Melvin Manhof has walked away from Bellator 285 as one of the best players ever.
There was a time in the world, a time before the broadcast, where very few would have known who an MMA fighter was if they hadn’t fought for the UFC or a promotion like Strikeforce. It was very difficult to watch promotions in states that were not on national television, or in the US with a pay-per-view system like the UFC. Even promotions like PRIDE FC were hard to watch. The names and legends that have thrived outside the UFC umbrella have often been known only to the toughest of hardcore fans. One of those names, whose career ended at Bellator 285, was Melvin Manhoef.
Manhof was unable to take the win, as he was sent off by Yoel Romero to conclude his last fight with Bellator. Romero controlled the fight for the most part and eventually got Manhof to the ground in the third as Romero threw several crushing shots to the elbows and forearm to render Manhof unconscious.
After the fight the two men exchanged some words and hugged her. After the fight, Manhof, still slightly affected by the knockout, announced that it was over and that he would retire.
I wanted to fight names and did my best. …today, I think I should hang up the gloves after 28 years of fighting…make me feel alive.
After the fight, his family hugged him after he took off his gloves for the last time, while the crowd cheered for the mixed martial arts legend’s final outing.
Melvin Manhof was a man few people wanted to stand against
Before arriving at Bellator, Manhoef first made his name in Japan where he competed in two K-1 events and several DREAM events. Its punchy, sassy style has made it a must-watch TV for those who can find the action outside of Japan.
Prolific when it comes to knockouts, Manhof referred to himself as a “addict” to knockouts.
He achieved 29 knockouts out of 32 fights, 26 of which ended in the first round. He scored major victories over Cyborg Santos, Mark Hunt, Kazushi Sakuraba, and Ryo Kawamura.

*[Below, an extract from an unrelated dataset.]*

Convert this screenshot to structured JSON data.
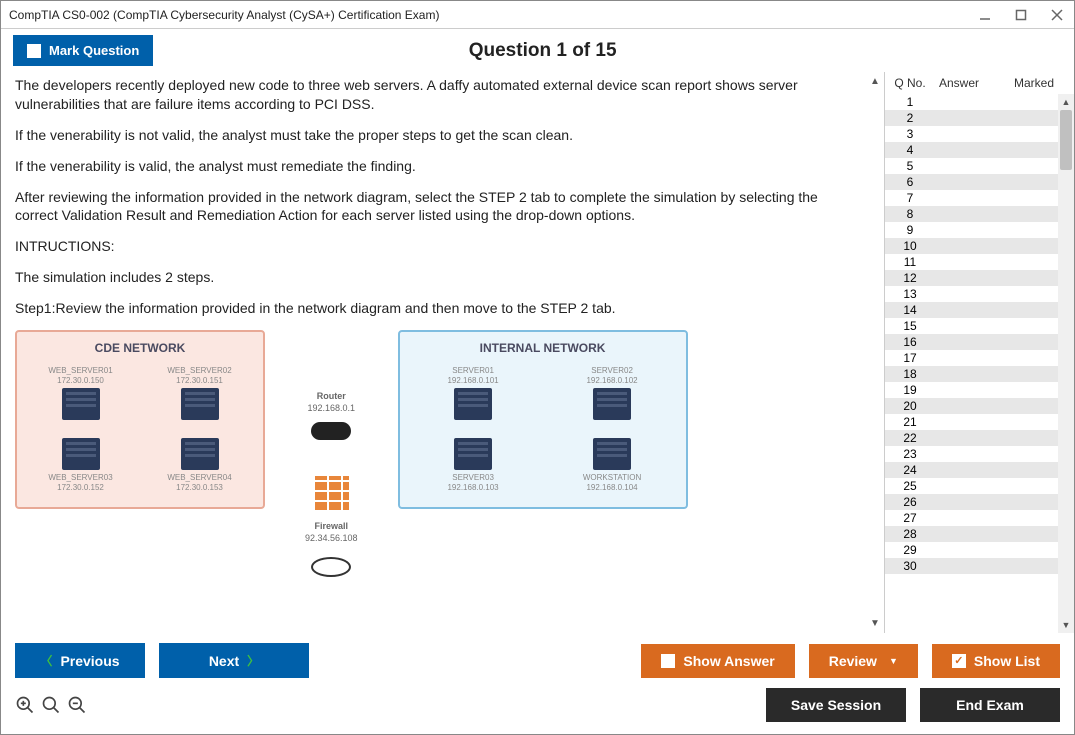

In his defeat, he only appears to have lost to the best with the likes of Gegard Mousasi, Robbie Lawler, Rafael Carvalho and Corey Anderson being some of the only names to defeat him.

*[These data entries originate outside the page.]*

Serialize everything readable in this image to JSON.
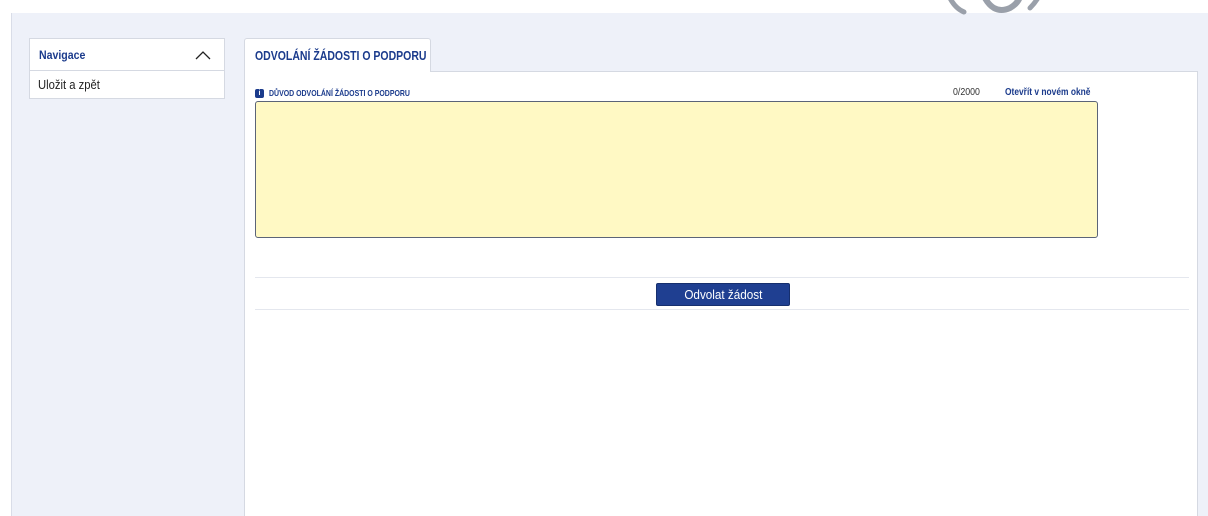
{
  "sidebar": {
    "title": "Navigace",
    "items": [
      {
        "label": "Uložit a zpět"
      }
    ]
  },
  "tab": {
    "label": "ODVOLÁNÍ ŽÁDOSTI O PODPORU"
  },
  "form": {
    "info_icon": "i",
    "field_label": "DŮVOD ODVOLÁNÍ ŽÁDOSTI O PODPORU",
    "char_counter": "0/2000",
    "open_new_window_label": "Otevřít v novém okně",
    "textarea_value": "",
    "submit_label": "Odvolat žádost"
  },
  "colors": {
    "accent": "#1b3b8c",
    "button": "#1f3f91",
    "field_bg": "#fff9c4",
    "page_bg": "#eef1f9"
  },
  "icons": {
    "collapse": "chevron-up-icon",
    "info": "info-icon"
  }
}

While his championship success was limited, he won the Cage Rage Light Heavyweight Championship on one occasion and was one of the least coveted raffles of any of the three Grand Prix races he entered.